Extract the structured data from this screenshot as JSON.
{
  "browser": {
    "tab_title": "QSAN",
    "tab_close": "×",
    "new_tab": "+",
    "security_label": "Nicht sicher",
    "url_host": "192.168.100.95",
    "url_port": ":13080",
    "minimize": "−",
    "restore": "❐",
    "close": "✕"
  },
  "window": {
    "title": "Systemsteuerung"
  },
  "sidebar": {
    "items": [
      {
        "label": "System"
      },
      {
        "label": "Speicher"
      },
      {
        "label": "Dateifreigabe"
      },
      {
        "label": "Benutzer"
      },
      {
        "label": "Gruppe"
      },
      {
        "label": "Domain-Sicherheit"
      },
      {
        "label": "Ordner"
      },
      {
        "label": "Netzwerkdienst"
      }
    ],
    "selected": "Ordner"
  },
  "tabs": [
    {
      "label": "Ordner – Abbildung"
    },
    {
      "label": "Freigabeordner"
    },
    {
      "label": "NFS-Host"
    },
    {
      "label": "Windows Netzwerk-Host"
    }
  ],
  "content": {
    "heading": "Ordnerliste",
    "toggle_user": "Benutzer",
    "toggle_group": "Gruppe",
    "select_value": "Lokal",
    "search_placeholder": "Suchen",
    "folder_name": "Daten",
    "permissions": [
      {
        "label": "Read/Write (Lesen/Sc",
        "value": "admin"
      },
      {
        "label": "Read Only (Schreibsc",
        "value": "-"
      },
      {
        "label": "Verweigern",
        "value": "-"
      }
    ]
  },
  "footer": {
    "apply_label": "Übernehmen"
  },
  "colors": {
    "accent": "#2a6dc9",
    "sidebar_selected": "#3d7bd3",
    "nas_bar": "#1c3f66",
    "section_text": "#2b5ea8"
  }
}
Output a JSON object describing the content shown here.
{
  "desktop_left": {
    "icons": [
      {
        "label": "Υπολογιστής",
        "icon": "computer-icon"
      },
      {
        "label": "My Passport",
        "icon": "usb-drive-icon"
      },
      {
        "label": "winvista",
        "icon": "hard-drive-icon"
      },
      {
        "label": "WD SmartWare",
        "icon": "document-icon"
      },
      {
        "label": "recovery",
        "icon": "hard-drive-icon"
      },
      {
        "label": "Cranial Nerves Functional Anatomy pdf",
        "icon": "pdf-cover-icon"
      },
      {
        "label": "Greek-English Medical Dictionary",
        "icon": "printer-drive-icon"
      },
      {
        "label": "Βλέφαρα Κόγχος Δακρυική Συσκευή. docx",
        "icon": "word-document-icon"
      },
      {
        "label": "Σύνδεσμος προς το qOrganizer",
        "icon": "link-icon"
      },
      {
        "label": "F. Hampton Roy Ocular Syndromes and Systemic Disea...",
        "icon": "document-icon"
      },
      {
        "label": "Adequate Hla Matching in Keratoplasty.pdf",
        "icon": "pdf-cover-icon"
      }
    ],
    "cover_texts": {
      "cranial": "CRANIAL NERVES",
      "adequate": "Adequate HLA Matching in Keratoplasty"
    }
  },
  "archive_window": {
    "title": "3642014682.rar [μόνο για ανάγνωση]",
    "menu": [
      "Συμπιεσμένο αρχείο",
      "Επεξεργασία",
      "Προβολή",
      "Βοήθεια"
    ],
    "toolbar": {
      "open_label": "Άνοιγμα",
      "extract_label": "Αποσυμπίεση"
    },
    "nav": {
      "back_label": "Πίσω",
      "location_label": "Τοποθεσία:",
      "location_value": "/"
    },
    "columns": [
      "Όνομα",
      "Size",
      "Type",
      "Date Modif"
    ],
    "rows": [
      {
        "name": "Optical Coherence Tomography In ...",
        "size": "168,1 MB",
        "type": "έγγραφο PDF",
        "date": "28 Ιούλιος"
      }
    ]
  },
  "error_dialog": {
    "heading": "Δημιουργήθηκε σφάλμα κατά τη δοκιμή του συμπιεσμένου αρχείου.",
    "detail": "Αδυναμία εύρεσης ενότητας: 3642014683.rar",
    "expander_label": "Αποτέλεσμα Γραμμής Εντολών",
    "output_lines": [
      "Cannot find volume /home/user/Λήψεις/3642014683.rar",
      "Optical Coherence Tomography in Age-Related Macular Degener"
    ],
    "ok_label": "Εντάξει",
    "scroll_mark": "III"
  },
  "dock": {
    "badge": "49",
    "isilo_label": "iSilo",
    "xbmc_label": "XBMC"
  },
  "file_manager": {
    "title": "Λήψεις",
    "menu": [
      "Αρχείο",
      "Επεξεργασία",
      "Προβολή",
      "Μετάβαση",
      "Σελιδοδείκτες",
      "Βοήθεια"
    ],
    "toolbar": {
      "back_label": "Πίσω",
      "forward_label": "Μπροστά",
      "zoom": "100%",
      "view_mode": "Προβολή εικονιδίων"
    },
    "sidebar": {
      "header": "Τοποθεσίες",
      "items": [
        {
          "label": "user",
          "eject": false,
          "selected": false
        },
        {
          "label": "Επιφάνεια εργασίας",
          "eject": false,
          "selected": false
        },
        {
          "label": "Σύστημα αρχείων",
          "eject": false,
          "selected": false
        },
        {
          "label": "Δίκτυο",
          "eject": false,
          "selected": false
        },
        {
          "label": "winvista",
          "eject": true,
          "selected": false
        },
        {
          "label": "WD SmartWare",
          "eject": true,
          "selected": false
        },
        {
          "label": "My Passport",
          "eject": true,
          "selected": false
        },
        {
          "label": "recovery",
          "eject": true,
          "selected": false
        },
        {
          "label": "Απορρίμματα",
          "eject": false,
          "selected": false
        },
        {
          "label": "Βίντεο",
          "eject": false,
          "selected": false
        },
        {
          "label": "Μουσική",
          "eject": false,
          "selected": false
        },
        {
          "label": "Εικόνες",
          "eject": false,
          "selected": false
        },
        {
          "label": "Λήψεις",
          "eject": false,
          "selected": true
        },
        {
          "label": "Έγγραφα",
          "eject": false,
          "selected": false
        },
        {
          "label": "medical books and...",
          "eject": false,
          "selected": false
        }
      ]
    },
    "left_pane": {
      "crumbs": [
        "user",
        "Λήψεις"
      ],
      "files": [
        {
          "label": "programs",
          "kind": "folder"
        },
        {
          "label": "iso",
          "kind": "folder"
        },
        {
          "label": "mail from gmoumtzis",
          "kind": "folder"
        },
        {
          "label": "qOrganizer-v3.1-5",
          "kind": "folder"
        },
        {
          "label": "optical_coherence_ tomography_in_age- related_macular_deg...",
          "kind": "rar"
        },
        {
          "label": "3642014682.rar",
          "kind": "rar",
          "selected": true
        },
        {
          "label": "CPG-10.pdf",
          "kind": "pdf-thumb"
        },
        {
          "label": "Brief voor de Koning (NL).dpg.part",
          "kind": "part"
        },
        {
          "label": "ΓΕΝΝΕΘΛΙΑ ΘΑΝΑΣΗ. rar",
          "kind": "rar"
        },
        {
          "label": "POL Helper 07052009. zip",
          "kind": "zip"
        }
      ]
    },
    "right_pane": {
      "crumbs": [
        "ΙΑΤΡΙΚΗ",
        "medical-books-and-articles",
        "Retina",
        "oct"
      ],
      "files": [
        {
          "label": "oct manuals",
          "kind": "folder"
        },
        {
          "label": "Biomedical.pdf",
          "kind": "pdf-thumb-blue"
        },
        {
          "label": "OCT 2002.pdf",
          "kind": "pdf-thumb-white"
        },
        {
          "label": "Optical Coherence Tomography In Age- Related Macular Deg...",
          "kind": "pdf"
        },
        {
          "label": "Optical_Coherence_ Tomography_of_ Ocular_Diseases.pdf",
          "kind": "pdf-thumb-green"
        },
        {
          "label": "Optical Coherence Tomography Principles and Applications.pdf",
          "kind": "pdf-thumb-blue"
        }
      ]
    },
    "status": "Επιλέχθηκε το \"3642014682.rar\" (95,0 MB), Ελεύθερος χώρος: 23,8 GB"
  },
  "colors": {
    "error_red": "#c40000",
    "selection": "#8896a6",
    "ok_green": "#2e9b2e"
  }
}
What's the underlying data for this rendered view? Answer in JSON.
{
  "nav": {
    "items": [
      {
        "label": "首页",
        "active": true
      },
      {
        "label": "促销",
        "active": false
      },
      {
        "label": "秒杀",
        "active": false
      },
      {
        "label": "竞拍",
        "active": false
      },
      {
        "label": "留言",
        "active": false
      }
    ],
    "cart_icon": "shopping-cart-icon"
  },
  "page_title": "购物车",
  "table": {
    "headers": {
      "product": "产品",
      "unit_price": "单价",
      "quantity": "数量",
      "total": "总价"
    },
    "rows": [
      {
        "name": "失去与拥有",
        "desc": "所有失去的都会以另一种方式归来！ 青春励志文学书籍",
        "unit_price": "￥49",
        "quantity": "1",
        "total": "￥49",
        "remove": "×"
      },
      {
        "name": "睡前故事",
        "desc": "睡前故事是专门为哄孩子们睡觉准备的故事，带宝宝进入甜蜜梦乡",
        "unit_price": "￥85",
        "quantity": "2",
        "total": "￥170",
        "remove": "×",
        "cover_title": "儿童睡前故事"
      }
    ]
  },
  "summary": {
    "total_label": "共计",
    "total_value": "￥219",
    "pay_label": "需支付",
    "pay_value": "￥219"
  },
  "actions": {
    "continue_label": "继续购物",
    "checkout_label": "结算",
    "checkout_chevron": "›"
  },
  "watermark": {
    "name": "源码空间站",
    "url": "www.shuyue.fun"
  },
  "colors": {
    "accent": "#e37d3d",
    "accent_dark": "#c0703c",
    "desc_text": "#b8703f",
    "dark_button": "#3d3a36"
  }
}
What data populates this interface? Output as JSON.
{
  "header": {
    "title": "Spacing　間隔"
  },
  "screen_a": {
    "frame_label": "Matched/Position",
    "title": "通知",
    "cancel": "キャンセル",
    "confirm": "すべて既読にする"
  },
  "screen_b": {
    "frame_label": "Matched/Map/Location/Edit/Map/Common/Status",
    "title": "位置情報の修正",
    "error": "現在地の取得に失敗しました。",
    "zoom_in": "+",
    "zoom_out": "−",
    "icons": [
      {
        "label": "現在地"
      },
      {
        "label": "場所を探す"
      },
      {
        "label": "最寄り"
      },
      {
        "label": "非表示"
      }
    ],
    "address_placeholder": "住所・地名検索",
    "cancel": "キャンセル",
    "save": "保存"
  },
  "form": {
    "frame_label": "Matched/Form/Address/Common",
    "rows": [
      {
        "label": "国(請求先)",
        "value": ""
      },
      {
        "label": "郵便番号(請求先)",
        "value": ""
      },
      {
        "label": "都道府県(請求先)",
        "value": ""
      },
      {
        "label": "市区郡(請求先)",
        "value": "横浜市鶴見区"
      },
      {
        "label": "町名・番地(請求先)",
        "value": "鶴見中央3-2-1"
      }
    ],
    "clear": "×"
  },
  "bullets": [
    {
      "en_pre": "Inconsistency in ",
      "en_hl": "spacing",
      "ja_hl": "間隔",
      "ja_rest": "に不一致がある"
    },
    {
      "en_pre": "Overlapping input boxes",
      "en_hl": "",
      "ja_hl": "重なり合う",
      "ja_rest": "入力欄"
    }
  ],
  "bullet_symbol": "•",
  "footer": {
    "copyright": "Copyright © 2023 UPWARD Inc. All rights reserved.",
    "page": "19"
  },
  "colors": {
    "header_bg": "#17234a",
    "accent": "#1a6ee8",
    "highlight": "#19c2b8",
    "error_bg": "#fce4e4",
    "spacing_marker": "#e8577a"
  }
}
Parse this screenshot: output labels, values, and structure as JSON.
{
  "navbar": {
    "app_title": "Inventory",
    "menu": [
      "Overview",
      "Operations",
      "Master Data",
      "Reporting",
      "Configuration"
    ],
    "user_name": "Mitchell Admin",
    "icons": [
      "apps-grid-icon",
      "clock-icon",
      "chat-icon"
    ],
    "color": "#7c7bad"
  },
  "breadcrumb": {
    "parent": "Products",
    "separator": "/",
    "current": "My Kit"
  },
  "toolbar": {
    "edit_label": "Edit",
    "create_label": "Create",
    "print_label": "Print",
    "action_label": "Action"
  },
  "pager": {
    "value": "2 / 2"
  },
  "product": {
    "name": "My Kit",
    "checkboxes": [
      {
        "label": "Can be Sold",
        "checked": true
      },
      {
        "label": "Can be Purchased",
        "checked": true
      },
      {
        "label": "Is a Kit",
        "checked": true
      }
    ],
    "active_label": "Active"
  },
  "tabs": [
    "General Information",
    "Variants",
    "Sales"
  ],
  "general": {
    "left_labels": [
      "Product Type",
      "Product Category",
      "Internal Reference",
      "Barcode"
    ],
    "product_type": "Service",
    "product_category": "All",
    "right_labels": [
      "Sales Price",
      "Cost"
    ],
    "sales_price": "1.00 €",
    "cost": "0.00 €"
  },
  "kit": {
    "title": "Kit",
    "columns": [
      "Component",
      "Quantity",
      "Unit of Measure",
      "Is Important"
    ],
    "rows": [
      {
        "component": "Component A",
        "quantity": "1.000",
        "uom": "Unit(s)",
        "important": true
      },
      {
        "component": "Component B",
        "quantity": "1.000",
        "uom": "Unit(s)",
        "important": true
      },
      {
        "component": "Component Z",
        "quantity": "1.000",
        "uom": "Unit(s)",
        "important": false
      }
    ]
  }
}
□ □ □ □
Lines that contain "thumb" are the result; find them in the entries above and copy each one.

          "kind": "pdf-thumb"
          "kind": "pdf-thumb-blue"
          "kind": "pdf-thumb-white"
          "kind": "pdf-thumb-green"
          "kind": "pdf-thumb-blue"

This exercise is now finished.